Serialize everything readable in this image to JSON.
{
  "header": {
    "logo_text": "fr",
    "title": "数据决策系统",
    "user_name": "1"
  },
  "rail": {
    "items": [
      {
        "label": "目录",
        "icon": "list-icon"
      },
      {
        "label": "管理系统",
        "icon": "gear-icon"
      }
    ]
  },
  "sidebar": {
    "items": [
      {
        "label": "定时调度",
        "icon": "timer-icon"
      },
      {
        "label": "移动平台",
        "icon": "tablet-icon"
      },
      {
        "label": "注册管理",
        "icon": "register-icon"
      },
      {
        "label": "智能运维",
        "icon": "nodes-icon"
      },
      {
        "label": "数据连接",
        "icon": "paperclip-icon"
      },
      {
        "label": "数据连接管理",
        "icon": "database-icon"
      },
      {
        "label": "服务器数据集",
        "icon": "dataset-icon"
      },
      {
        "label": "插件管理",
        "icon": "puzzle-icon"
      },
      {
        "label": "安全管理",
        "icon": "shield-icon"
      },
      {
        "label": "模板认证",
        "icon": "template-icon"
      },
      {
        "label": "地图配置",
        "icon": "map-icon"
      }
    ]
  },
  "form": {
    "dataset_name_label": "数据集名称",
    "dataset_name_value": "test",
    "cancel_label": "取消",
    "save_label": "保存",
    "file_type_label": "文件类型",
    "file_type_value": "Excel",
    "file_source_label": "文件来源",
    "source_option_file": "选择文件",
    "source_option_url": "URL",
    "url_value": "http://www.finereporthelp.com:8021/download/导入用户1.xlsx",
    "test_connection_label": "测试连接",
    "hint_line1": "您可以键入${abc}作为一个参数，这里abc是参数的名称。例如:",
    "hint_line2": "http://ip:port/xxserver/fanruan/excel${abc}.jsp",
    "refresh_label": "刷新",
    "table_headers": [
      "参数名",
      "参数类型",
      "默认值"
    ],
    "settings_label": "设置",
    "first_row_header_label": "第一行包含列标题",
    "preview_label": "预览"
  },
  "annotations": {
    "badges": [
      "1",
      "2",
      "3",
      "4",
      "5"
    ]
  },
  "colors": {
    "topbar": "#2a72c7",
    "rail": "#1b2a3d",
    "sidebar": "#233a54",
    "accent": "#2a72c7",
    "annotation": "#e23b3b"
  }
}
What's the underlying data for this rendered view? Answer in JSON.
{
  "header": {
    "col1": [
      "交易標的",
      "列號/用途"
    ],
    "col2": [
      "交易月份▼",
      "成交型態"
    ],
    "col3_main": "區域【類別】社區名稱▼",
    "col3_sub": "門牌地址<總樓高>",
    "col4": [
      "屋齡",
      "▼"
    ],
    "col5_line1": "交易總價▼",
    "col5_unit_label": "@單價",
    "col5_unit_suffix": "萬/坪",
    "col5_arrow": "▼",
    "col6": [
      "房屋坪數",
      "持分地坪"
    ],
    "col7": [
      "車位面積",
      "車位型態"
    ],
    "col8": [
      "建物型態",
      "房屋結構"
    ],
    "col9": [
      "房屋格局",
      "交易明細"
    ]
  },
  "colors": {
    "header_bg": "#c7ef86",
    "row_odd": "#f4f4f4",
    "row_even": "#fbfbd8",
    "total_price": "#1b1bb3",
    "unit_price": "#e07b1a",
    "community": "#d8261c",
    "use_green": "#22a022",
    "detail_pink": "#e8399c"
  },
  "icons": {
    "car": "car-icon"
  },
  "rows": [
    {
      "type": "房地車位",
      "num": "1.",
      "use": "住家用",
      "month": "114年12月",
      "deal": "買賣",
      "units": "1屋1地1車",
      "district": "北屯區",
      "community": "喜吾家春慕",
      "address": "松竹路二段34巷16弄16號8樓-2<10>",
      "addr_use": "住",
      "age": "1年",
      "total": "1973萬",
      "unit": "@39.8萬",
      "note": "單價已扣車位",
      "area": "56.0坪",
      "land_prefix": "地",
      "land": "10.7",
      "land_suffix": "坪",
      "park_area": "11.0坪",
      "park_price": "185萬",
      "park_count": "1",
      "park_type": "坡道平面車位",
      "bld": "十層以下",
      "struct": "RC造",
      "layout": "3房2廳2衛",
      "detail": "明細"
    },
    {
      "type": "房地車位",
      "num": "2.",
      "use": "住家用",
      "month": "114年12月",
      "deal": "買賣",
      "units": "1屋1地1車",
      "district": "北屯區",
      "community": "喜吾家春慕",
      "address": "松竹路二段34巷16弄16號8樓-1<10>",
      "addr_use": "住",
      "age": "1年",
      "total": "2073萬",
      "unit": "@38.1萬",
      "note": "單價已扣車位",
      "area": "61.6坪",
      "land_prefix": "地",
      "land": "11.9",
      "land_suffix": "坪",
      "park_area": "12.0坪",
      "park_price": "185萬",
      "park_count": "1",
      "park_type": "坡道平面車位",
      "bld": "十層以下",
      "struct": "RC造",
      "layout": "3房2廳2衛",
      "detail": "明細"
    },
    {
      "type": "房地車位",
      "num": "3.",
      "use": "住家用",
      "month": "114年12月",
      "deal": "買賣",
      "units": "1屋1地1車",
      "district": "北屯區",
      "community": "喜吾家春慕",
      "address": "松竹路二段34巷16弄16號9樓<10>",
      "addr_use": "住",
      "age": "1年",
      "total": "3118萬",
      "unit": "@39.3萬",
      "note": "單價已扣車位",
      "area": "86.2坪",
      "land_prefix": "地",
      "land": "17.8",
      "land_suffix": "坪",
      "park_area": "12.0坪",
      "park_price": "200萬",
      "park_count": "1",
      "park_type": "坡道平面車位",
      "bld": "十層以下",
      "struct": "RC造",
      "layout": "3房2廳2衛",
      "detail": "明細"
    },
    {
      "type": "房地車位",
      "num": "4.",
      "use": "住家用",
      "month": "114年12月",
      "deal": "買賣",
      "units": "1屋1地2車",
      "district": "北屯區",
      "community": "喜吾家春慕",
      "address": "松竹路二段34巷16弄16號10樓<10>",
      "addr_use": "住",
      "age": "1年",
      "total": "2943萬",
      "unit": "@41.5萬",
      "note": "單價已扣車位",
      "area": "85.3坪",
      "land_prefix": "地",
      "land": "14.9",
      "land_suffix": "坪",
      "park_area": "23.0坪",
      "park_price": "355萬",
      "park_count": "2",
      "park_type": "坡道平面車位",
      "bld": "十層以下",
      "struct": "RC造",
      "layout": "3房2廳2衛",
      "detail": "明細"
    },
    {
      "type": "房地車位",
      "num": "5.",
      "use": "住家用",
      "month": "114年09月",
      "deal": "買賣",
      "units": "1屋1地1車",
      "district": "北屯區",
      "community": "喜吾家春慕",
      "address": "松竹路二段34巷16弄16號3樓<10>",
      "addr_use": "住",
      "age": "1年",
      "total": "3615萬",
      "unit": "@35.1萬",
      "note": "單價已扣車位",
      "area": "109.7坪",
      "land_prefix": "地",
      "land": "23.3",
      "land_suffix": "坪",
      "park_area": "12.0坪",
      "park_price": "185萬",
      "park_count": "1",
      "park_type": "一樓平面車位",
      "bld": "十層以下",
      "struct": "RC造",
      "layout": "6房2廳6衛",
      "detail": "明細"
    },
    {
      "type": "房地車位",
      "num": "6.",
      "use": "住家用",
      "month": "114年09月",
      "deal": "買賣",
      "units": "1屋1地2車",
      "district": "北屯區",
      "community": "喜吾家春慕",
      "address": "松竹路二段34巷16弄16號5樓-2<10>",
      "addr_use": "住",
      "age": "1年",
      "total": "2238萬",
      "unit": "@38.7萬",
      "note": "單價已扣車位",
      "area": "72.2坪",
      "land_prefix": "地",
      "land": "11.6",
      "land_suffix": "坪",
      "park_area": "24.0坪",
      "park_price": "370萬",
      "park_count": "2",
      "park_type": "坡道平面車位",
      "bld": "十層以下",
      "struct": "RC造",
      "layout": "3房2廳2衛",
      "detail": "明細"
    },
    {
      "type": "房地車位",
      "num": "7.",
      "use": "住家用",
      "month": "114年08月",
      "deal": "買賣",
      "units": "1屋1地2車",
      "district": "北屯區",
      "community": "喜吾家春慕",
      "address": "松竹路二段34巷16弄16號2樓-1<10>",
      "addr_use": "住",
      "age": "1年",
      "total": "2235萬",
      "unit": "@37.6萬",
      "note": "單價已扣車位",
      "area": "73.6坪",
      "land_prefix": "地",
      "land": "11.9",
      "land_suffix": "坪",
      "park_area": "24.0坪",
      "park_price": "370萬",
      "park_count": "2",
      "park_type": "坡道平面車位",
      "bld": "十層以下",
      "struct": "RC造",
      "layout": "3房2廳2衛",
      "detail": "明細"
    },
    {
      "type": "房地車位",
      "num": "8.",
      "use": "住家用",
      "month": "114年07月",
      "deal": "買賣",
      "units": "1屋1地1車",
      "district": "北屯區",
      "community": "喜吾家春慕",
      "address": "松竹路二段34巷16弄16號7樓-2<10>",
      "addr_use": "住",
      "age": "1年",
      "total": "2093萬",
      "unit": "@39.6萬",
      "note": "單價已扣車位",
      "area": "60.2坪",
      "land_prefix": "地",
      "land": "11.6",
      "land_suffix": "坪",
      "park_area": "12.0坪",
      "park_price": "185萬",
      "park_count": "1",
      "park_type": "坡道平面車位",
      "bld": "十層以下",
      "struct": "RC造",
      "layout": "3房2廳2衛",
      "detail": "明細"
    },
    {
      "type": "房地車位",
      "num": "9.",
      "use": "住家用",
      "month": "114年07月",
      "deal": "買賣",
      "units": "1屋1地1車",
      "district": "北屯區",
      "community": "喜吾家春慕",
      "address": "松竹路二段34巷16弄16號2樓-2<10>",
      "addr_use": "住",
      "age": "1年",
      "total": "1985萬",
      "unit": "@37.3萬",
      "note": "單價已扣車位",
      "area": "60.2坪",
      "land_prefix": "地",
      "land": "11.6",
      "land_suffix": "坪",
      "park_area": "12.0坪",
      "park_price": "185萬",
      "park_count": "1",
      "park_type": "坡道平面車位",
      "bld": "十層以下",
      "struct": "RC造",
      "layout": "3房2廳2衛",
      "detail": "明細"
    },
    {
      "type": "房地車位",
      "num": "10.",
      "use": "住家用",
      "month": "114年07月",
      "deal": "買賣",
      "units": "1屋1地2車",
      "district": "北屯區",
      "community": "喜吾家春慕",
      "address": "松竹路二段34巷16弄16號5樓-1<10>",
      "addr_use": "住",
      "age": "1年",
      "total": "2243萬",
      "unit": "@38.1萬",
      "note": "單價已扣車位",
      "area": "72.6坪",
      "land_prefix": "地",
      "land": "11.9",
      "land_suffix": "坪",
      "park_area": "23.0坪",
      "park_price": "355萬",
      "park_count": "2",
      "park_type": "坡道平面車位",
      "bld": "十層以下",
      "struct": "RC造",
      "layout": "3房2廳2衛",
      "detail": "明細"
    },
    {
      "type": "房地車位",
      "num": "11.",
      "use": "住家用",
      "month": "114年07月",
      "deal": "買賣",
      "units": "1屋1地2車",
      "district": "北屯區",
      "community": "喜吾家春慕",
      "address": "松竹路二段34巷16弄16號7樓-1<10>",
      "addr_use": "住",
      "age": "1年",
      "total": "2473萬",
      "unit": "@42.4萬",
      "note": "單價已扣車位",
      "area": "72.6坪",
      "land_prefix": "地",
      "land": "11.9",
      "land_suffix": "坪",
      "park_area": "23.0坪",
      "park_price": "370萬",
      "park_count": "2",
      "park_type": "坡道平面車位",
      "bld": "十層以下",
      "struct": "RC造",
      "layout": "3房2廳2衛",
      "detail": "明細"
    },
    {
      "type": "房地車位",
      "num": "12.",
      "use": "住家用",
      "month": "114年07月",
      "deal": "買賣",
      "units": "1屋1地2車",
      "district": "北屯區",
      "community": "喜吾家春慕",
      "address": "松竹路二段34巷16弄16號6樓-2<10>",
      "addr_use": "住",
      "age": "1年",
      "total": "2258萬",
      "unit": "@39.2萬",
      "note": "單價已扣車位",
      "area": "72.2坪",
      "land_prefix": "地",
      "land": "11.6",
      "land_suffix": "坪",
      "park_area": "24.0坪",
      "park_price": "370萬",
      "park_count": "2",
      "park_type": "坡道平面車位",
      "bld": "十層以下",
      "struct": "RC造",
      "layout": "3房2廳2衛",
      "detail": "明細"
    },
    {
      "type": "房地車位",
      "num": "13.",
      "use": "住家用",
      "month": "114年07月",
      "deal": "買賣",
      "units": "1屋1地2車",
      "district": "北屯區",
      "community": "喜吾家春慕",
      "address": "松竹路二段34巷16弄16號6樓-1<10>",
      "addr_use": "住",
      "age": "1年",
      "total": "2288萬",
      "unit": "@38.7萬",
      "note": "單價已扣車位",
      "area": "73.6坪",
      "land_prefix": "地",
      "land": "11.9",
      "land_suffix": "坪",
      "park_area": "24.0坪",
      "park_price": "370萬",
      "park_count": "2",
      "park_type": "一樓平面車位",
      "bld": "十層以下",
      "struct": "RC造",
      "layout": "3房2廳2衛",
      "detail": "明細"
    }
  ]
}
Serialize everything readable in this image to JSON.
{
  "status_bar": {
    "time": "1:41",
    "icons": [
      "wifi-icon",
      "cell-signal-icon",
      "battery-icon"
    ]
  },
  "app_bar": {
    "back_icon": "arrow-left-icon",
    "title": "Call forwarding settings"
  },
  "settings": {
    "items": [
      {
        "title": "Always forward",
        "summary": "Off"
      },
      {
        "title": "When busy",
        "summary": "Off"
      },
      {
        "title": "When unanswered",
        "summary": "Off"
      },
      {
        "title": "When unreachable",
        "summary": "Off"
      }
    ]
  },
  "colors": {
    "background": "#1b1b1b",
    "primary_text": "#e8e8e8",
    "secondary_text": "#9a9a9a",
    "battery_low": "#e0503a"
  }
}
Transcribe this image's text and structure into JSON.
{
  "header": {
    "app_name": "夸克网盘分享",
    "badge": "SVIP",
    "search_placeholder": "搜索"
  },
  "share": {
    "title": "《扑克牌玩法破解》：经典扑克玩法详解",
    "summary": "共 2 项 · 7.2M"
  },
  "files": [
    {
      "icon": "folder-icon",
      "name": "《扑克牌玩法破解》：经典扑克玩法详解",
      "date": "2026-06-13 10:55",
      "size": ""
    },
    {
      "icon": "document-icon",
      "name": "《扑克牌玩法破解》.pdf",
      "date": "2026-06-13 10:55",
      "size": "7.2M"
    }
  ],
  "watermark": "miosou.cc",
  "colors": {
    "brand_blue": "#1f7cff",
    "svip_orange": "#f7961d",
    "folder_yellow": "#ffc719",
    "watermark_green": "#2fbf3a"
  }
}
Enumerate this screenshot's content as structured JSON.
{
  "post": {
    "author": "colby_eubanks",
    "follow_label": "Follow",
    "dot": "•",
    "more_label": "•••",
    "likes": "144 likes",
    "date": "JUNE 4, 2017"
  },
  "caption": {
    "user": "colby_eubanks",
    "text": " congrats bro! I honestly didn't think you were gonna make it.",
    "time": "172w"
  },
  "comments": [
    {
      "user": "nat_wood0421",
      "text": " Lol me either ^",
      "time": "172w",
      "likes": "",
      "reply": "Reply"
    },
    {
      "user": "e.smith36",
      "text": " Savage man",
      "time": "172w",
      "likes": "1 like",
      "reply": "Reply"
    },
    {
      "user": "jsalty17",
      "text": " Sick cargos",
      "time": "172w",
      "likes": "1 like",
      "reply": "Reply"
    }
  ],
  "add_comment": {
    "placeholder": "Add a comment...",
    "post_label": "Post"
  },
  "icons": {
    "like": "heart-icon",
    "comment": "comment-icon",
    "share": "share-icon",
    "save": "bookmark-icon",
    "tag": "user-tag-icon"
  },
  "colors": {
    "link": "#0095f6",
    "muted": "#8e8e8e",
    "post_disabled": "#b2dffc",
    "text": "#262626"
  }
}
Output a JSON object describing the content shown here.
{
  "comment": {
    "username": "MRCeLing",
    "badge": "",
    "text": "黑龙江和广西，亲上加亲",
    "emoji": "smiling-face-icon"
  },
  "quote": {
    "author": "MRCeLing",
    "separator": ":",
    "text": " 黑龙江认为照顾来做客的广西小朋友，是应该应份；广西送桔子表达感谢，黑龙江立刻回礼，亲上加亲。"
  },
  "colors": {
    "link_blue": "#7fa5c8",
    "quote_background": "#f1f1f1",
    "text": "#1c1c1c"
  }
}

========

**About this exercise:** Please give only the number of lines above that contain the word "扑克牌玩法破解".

**Expected answer:** 3